It leads to a significant reduction in anaemia incidence during pregnancy and plays a vital role in reducing maternal and foetal morbidity and mortality.15 Anaemic mother's placenta total volume is similar to placenta for high altitudes pregnancies that are considered as a preplacental hypoxic condition.15 Hypoxia as a consequence of maternal sideropaenic anaemia causes significant increase of terminal villi blood vessels in 1cm of placental tissues and their total volume.1 The placenta and foetus grow independently and perceived changes seem to be a compensatory mechanism that develops in order to fulfil foetal needs in the disturbed environment.4
Changes in fetal capillaries during preplacental hypoxia: growth, shape remodelingand villous capillarization in placenta from high altitude pregnancies.
On the other hand, in the preuterine (preplacental) pattern of placental injury, the homogeneously mature placenta typically shows diffuse hypervascularity of chorionic villi, which, however, does not have to meet the numerical criteria of chorangiosis.
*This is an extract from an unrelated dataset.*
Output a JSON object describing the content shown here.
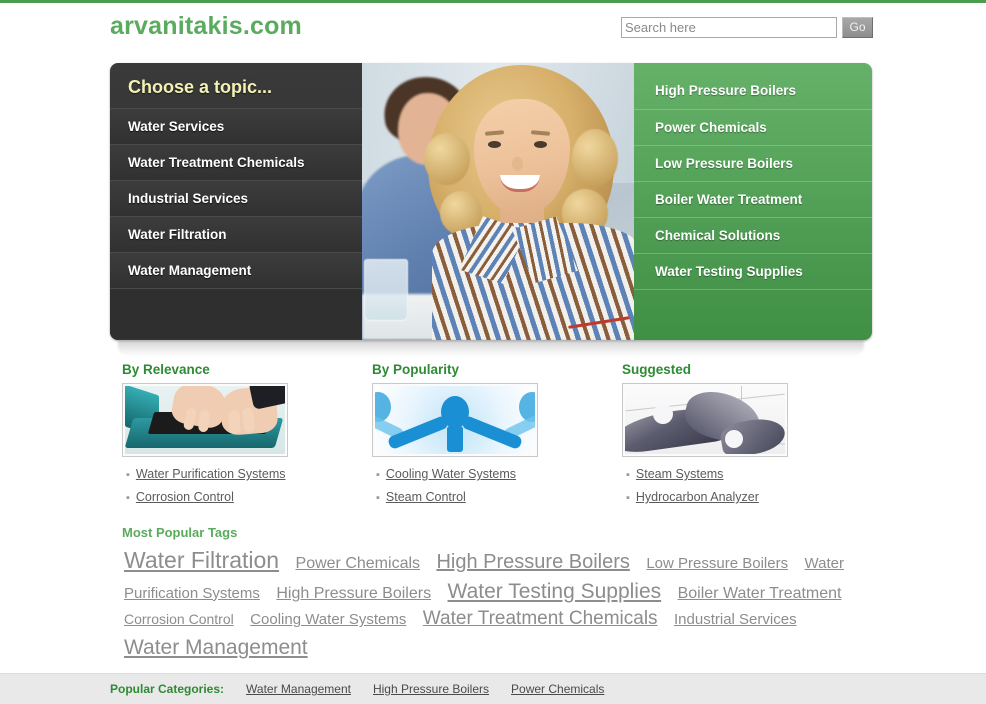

Among rare data considering terminal villis' surface density in preplacental hypoxic environment we contrive that Huang et al.
Indeed Kingdom and Kaufmann [30] report that preplacental or uteroplacental hypoxia with adaptive placental growth is a primary cause for growth restriction at term.
Hence any factor that influences angiogenesis, especially hypoxia, whether preplacental or postplacental, can directly influence the number of capillaries occupying a single terminal villus.
Changes in fetal capillaries during preplacental hypoxia: growth, shape remodelling and villous capillarization in placentae from high-altitude pregnancies.
We use the terms preuterine, uterine, and postuterine hypoxia, which are probably more adequate than preplacental, uteroplacental, and postplacental hypoxia because the former terms reflect more accurately the pathomechanisms of these types of placental injury than the latter terms do, in line with the original intention of those that introduced those latter terms.